*THE PROBLEM*: Restate each entry shown beneath this instruction, keeping its wording intact.

(Data records for software interfaces)
○ ○ ○ ○
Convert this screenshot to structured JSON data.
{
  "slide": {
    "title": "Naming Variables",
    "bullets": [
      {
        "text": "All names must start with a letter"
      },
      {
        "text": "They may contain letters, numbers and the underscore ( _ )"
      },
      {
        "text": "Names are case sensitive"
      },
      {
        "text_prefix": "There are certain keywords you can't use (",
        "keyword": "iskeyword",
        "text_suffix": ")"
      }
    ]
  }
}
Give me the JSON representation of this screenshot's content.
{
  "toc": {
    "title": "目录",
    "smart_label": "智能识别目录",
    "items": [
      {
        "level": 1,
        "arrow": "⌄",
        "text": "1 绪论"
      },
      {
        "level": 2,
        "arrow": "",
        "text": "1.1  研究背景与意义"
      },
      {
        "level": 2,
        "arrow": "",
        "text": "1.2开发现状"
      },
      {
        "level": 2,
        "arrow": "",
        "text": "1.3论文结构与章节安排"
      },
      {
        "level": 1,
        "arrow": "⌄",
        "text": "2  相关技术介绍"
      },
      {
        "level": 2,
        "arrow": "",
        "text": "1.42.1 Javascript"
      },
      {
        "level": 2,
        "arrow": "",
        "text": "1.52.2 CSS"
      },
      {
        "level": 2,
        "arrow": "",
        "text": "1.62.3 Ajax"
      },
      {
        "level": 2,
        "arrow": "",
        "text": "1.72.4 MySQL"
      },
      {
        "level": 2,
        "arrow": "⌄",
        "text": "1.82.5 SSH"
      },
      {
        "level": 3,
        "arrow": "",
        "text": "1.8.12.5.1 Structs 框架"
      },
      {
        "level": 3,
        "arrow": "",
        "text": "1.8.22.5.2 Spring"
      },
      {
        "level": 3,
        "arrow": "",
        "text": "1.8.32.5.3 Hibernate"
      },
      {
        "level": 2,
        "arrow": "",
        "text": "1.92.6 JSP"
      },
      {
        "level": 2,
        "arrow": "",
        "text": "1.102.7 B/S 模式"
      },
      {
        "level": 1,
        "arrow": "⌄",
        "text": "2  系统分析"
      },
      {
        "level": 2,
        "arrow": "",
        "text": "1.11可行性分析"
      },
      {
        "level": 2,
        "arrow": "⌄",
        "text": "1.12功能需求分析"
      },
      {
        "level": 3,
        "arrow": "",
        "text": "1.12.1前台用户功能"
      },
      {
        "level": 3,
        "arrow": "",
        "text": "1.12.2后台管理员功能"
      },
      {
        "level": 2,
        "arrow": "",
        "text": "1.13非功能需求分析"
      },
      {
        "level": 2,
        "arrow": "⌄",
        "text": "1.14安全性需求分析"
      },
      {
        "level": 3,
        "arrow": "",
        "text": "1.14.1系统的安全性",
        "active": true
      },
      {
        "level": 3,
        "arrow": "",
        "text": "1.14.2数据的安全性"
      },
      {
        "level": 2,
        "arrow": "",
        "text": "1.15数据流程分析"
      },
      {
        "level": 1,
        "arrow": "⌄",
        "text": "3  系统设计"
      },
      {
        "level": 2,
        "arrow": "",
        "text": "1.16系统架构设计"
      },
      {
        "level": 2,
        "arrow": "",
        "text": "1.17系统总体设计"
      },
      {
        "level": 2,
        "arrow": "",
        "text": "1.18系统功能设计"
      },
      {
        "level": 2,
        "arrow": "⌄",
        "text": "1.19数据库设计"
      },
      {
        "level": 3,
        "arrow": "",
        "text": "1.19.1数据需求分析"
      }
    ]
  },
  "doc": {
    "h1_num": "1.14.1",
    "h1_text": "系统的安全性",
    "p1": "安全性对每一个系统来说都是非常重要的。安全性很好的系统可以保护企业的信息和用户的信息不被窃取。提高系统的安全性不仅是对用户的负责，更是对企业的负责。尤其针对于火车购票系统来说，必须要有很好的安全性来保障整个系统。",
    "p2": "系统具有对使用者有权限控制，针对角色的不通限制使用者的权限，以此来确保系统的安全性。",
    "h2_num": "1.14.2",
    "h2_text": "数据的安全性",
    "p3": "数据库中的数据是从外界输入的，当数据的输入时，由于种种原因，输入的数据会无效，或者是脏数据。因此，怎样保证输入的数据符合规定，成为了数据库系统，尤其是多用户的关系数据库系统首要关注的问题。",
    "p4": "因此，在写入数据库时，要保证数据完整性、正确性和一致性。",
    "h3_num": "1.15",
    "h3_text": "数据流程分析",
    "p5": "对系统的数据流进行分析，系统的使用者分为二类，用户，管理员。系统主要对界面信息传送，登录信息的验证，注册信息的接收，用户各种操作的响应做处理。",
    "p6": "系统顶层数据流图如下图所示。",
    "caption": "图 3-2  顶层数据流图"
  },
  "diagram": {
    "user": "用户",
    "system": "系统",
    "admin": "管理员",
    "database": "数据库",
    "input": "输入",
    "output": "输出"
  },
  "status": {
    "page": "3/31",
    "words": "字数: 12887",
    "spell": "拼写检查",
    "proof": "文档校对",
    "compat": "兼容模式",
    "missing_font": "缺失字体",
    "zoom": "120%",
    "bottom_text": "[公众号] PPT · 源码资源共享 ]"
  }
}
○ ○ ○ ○
*WRITTEN REPLY*:
Convert this screenshot to structured JSON data.
{
  "slide": {
    "title": "Naming Variables",
    "bullets": [
      {
        "text": "All names must start with a letter"
      },
      {
        "text": "They may contain letters, numbers and the underscore ( _ )"
      },
      {
        "text": "Names are case sensitive"
      },
      {
        "text_prefix": "There are certain keywords you can't use (",
        "keyword": "iskeyword",
        "text_suffix": ")"
      }
    ]
  }
}
Give me the JSON representation of this screenshot's content.
{
  "toc": {
    "title": "目录",
    "smart_label": "智能识别目录",
    "items": [
      {
        "level": 1,
        "arrow": "⌄",
        "text": "1 绪论"
      },
      {
        "level": 2,
        "arrow": "",
        "text": "1.1  研究背景与意义"
      },
      {
        "level": 2,
        "arrow": "",
        "text": "1.2开发现状"
      },
      {
        "level": 2,
        "arrow": "",
        "text": "1.3论文结构与章节安排"
      },
      {
        "level": 1,
        "arrow": "⌄",
        "text": "2  相关技术介绍"
      },
      {
        "level": 2,
        "arrow": "",
        "text": "1.42.1 Javascript"
      },
      {
        "level": 2,
        "arrow": "",
        "text": "1.52.2 CSS"
      },
      {
        "level": 2,
        "arrow": "",
        "text": "1.62.3 Ajax"
      },
      {
        "level": 2,
        "arrow": "",
        "text": "1.72.4 MySQL"
      },
      {
        "level": 2,
        "arrow": "⌄",
        "text": "1.82.5 SSH"
      },
      {
        "level": 3,
        "arrow": "",
        "text": "1.8.12.5.1 Structs 框架"
      },
      {
        "level": 3,
        "arrow": "",
        "text": "1.8.22.5.2 Spring"
      },
      {
        "level": 3,
        "arrow": "",
        "text": "1.8.32.5.3 Hibernate"
      },
      {
        "level": 2,
        "arrow": "",
        "text": "1.92.6 JSP"
      },
      {
        "level": 2,
        "arrow": "",
        "text": "1.102.7 B/S 模式"
      },
      {
        "level": 1,
        "arrow": "⌄",
        "text": "2  系统分析"
      },
      {
        "level": 2,
        "arrow": "",
        "text": "1.11可行性分析"
      },
      {
        "level": 2,
        "arrow": "⌄",
        "text": "1.12功能需求分析"
      },
      {
        "level": 3,
        "arrow": "",
        "text": "1.12.1前台用户功能"
      },
      {
        "level": 3,
        "arrow": "",
        "text": "1.12.2后台管理员功能"
      },
      {
        "level": 2,
        "arrow": "",
        "text": "1.13非功能需求分析"
      },
      {
        "level": 2,
        "arrow": "⌄",
        "text": "1.14安全性需求分析"
      },
      {
        "level": 3,
        "arrow": "",
        "text": "1.14.1系统的安全性",
        "active": true
      },
      {
        "level": 3,
        "arrow": "",
        "text": "1.14.2数据的安全性"
      },
      {
        "level": 2,
        "arrow": "",
        "text": "1.15数据流程分析"
      },
      {
        "level": 1,
        "arrow": "⌄",
        "text": "3  系统设计"
      },
      {
        "level": 2,
        "arrow": "",
        "text": "1.16系统架构设计"
      },
      {
        "level": 2,
        "arrow": "",
        "text": "1.17系统总体设计"
      },
      {
        "level": 2,
        "arrow": "",
        "text": "1.18系统功能设计"
      },
      {
        "level": 2,
        "arrow": "⌄",
        "text": "1.19数据库设计"
      },
      {
        "level": 3,
        "arrow": "",
        "text": "1.19.1数据需求分析"
      }
    ]
  },
  "doc": {
    "h1_num": "1.14.1",
    "h1_text": "系统的安全性",
    "p1": "安全性对每一个系统来说都是非常重要的。安全性很好的系统可以保护企业的信息和用户的信息不被窃取。提高系统的安全性不仅是对用户的负责，更是对企业的负责。尤其针对于火车购票系统来说，必须要有很好的安全性来保障整个系统。",
    "p2": "系统具有对使用者有权限控制，针对角色的不通限制使用者的权限，以此来确保系统的安全性。",
    "h2_num": "1.14.2",
    "h2_text": "数据的安全性",
    "p3": "数据库中的数据是从外界输入的，当数据的输入时，由于种种原因，输入的数据会无效，或者是脏数据。因此，怎样保证输入的数据符合规定，成为了数据库系统，尤其是多用户的关系数据库系统首要关注的问题。",
    "p4": "因此，在写入数据库时，要保证数据完整性、正确性和一致性。",
    "h3_num": "1.15",
    "h3_text": "数据流程分析",
    "p5": "对系统的数据流进行分析，系统的使用者分为二类，用户，管理员。系统主要对界面信息传送，登录信息的验证，注册信息的接收，用户各种操作的响应做处理。",
    "p6": "系统顶层数据流图如下图所示。",
    "caption": "图 3-2  顶层数据流图"
  },
  "diagram": {
    "user": "用户",
    "system": "系统",
    "admin": "管理员",
    "database": "数据库",
    "input": "输入",
    "output": "输出"
  },
  "status": {
    "page": "3/31",
    "words": "字数: 12887",
    "spell": "拼写检查",
    "proof": "文档校对",
    "compat": "兼容模式",
    "missing_font": "缺失字体",
    "zoom": "120%",
    "bottom_text": "[公众号] PPT · 源码资源共享 ]"
  }
}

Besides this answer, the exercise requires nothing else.